The shoulder stand aids in proper kidney function and is beneficial for those suffering from anxiety. It is known to uplift mood and balance hormones. If done right after drinking a glass of water, the posture can also aid in correcting bowel issues as well asconstipation.
How to Get into the Pose
Before doing the posture, it is recommended to prep yourself by opening up your muscles by doing a few others poses. Tadasana or simple neck and lower back exercises can be done before getting into the shoulder stand. It is essential to relieve any spinal stiffness before performing Sarvangasana. Here’s how to get into the pose –
– Get into Savasana (corpse pose).
– Now, bring together your feet and place your hand sideways close to your body.
– Bring your legs close to your chest.
– Lift your lower body slowly (similar to Halasana or plough pose).
– Take your hands, place them on your back and slowly lift your legs up.
– Your entire body should be in a straight line with your upper arm supporting your back.
– Hold the pose – begin with 10 seconds – breath normally.
– Now slowly fold your leg from the knee.
– With the support of your hands, get your upper body down.
– Get back on the mat and rest.
– Lie down in Savasana for as long as you held Sarvangasana.

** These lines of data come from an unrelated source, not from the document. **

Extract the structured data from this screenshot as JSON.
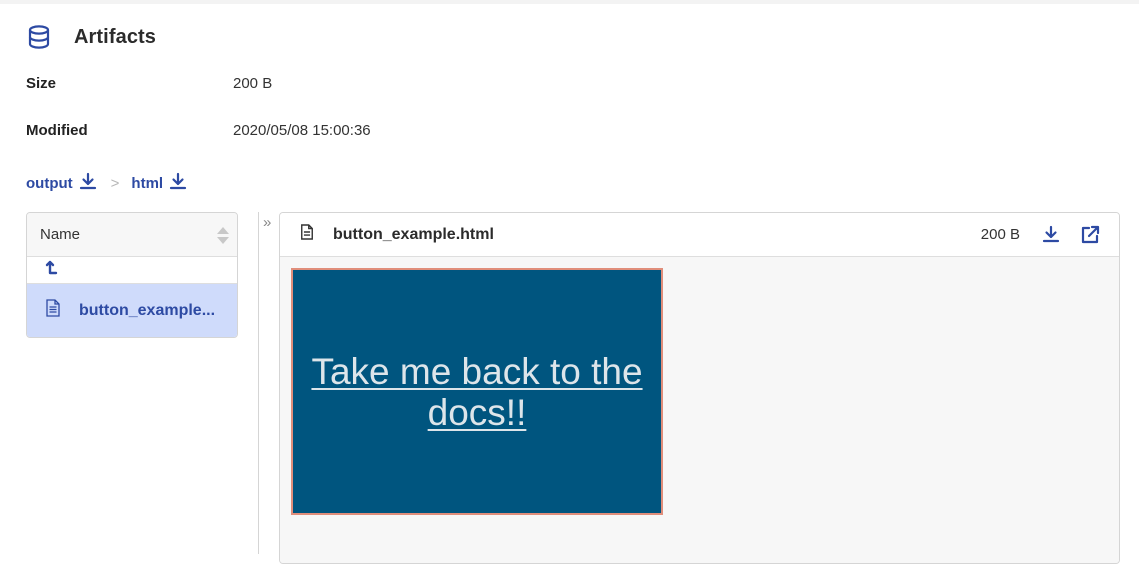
{
  "header": {
    "title": "Artifacts",
    "icon": "database-icon",
    "accent_color": "#2d4aa3"
  },
  "meta": [
    {
      "label": "Size",
      "value": "200 B"
    },
    {
      "label": "Modified",
      "value": "2020/05/08 15:00:36"
    }
  ],
  "breadcrumb": {
    "items": [
      {
        "label": "output",
        "icon": "download-icon"
      },
      {
        "label": "html",
        "icon": "download-icon"
      }
    ],
    "separator": ">"
  },
  "file_list": {
    "column_header": "Name",
    "up_symbol": "↰",
    "files": [
      {
        "name": "button_example...",
        "icon": "file-icon",
        "selected": true
      }
    ]
  },
  "viewer": {
    "collapse_symbol": "»",
    "file_name": "button_example.html",
    "file_size": "200 B",
    "actions": [
      "download-icon",
      "open-external-icon"
    ],
    "preview": {
      "link_text": "Take me back to the docs!!",
      "background_color": "#00557f",
      "border_color": "#e08e7b",
      "text_color": "#dde5ea"
    }
  }
}
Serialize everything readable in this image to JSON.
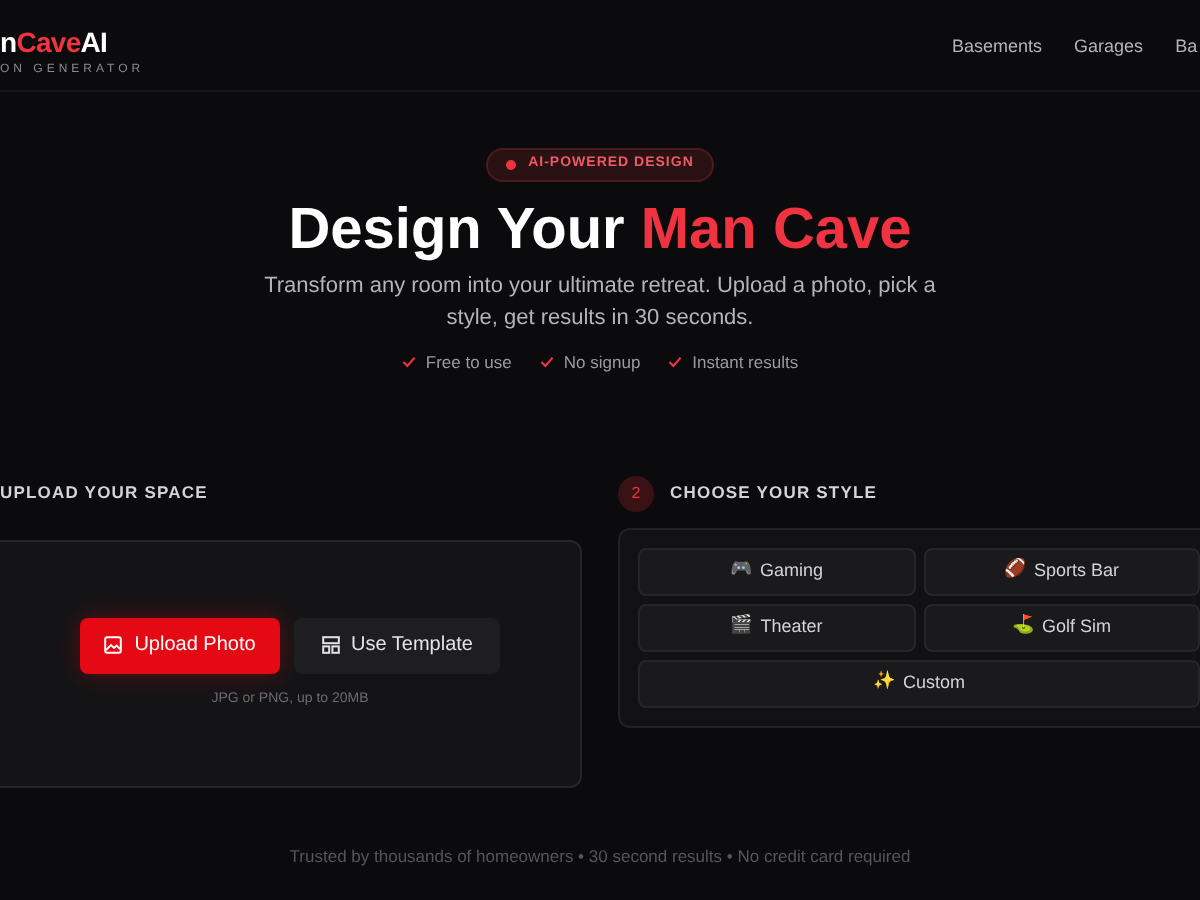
{
  "header": {
    "brand": [
      {
        "text": "n",
        "accent": false
      },
      {
        "text": "Cave",
        "accent": true
      },
      {
        "text": "AI",
        "accent": false
      }
    ],
    "tagline": "ON GENERATOR",
    "nav": [
      "Basements",
      "Garages",
      "Ba"
    ]
  },
  "hero": {
    "badge": "AI-POWERED DESIGN",
    "title": [
      {
        "text": "Design Your",
        "accent": false
      },
      {
        "text": "Man Cave",
        "accent": true
      }
    ],
    "subtitle": "Transform any room into your ultimate retreat. Upload a photo, pick a style, get results in 30 seconds.",
    "perks": [
      "Free to use",
      "No signup",
      "Instant results"
    ]
  },
  "upload": {
    "heading": "UPLOAD YOUR SPACE",
    "buttons": [
      {
        "label": "Upload Photo",
        "kind": "primary"
      },
      {
        "label": "Use Template",
        "kind": "secondary"
      }
    ],
    "hint": "JPG or PNG, up to 20MB"
  },
  "styles": {
    "step": "2",
    "heading": "CHOOSE YOUR STYLE",
    "options": [
      {
        "emoji": "🎮",
        "label": "Gaming"
      },
      {
        "emoji": "🏈",
        "label": "Sports Bar"
      },
      {
        "emoji": "🎬",
        "label": "Theater"
      },
      {
        "emoji": "⛳",
        "label": "Golf Sim"
      },
      {
        "emoji": "✨",
        "label": "Custom"
      }
    ]
  },
  "footer": "Trusted by thousands of homeowners • 30 second results • No credit card required"
}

Don’t get up with a jerk instantly after finishing it.
Things to Keep in Mind
– The shoulder stand should always be done under supervision.
– Give attention to your neck. If done incorrectly, the posture can cause severe neck injury.
– Make sure you take ample support from your arms; your neck should not be under pressure or pain.
– The pose is not recommended for the elderly, people with high blood pressure, heart issues, slipped disk or any kind of neck, shoulder or back injury.
– Do not get up or come down with a jerk. Do it slowly.
– Follow with Savasana. Do not get up instantly.
– The shoulder stand is an inward bending posture; follow it with backward bending counter-poses such as the cobra pose (Bhujangasana) or the fish pose (Matsyasana).